Sundown was also one of the vampire films of the 1980s, along with other works like The Hunger (1983), Fright Night (1985), The Lost Boys (1987), Near Dark (1987) and others that started the process of modernising the vampire film. The plot here is similar to Larry Cohen’s A Return to Salem’s Lot (1987) in depicting a town where the vampires have set up an exclusive retreat for their own kind and have invited a human in as part of their effort to integrate with humanity at large and show they are no longer predators.
Sundown also employs many of the tropes that became a staple of the vampire genre in the decade ahead – the vampire enclave where they have retreated from humanity; vampires seeking a blood substitute/medical cure for their condition; they finding modern means to walk in the daylight; grandchildren of Van Helsing and other characters in the original Dracula (1897) operating as vampire hunters in the modern day; and Count Dracula hiding under an anagrammatic pseudonym – Mardulak rearranges as M Drakula, a trick that was first conducted in Son of Dracula (1943).

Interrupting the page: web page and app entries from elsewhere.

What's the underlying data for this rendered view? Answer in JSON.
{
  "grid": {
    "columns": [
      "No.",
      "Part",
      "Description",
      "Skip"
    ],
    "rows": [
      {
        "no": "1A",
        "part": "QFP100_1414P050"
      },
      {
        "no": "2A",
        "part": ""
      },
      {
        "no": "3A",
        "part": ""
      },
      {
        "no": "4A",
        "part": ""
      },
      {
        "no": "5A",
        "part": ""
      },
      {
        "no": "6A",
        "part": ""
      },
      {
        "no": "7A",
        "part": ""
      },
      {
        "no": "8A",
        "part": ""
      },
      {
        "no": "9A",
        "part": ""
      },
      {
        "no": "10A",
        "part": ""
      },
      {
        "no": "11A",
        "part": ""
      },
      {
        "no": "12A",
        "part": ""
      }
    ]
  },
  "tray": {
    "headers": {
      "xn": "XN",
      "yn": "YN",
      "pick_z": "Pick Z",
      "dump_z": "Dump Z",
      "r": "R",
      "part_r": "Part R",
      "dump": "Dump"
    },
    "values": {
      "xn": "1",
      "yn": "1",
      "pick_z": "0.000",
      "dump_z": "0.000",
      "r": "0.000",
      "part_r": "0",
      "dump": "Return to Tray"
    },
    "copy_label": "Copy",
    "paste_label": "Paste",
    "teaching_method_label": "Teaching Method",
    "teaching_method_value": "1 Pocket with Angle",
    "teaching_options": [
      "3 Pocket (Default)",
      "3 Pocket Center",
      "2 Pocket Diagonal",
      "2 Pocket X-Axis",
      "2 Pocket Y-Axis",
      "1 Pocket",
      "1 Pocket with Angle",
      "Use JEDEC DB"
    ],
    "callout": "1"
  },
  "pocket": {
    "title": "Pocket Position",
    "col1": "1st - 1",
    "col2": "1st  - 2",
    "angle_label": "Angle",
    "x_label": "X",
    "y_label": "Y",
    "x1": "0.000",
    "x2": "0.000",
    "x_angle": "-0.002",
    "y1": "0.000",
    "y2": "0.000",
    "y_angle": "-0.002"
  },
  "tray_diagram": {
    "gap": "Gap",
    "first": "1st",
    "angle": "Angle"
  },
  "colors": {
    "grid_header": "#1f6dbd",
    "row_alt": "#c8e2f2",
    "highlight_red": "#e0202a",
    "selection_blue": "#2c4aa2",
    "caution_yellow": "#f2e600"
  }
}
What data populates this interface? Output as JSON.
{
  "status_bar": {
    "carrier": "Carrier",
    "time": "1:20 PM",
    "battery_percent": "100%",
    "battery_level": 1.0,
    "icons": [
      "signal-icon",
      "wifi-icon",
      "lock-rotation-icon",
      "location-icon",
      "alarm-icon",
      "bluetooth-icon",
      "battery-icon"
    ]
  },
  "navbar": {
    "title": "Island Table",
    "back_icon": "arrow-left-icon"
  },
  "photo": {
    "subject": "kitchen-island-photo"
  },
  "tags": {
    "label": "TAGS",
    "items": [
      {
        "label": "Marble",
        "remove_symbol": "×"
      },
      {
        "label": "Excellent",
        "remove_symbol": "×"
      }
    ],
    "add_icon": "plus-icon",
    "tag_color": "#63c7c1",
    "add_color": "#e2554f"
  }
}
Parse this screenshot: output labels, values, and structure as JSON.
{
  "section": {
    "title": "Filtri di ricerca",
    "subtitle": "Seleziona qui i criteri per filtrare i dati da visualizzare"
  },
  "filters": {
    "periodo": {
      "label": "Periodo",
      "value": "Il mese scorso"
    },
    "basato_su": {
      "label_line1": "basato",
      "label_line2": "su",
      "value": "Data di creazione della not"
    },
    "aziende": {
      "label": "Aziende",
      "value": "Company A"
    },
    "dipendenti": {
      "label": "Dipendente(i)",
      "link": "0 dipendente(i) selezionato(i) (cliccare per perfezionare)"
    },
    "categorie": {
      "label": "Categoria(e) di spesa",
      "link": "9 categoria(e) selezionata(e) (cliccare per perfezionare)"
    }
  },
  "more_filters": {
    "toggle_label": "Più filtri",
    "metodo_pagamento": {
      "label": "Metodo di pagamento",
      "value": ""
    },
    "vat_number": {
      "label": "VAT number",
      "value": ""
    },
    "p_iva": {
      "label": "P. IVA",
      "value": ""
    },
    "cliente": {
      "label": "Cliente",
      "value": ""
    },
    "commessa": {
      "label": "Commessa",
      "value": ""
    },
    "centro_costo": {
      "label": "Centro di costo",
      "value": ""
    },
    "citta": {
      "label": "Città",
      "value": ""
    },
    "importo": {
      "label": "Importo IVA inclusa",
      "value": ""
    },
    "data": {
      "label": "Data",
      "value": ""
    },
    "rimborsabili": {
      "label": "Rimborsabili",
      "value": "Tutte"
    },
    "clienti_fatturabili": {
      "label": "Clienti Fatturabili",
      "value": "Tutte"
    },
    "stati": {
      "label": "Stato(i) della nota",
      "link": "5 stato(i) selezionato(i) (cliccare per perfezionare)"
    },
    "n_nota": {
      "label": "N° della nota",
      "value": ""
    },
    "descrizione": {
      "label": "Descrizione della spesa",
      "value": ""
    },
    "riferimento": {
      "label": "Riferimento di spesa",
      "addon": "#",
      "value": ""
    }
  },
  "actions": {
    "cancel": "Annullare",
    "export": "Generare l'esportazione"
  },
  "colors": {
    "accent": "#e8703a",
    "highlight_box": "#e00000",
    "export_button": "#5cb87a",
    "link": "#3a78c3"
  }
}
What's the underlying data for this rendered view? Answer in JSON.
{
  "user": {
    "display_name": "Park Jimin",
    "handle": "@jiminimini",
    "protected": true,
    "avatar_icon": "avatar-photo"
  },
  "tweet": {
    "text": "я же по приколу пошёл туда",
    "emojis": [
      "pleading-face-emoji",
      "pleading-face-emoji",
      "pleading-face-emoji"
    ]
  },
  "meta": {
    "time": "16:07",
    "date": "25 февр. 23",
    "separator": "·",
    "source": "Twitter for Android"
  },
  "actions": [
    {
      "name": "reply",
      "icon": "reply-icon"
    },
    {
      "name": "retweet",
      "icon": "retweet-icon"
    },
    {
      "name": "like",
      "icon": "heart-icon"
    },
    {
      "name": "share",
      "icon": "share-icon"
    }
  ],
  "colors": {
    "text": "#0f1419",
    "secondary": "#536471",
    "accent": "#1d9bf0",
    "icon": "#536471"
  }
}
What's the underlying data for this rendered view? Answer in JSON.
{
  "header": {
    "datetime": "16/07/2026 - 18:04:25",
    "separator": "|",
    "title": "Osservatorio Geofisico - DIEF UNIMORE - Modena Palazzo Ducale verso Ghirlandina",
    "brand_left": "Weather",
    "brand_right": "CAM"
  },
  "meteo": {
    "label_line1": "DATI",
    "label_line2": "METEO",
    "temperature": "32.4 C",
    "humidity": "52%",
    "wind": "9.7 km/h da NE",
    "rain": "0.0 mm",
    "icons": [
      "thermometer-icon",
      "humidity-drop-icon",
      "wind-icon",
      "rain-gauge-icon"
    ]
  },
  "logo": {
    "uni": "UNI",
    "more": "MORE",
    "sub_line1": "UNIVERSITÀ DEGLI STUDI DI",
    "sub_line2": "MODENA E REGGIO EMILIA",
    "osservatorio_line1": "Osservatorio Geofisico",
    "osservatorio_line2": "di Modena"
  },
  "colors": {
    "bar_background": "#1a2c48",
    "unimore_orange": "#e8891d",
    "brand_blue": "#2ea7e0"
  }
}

Director Anthony Hickox has made a number of other genre films, including the genre homage Waxwork (1988), Hellraiser III: Hell on Earth (1992), Waxwork II: Lost in Time (1992), Warlock: The Armageddon (1993), the werewolf tv movie Full Eclipse (1993), Prince Valiant (1997) from the comic-strip, the action techno-thriller Storm Catcher (1999), the sadomasochism thriller Jill the Ripper/Jill Rips/Tied (2000), the biowarfare spill thriller Contaminated Man (2000), the action films Blast! (2004) and Submerged (2005), and the psycho-thriller Knife Edge (2009), while he has also produced Children of the Corn III: Urban Harvest (1995) and Carnival of Souls (1998) and written Prisoners of the Sun (2013).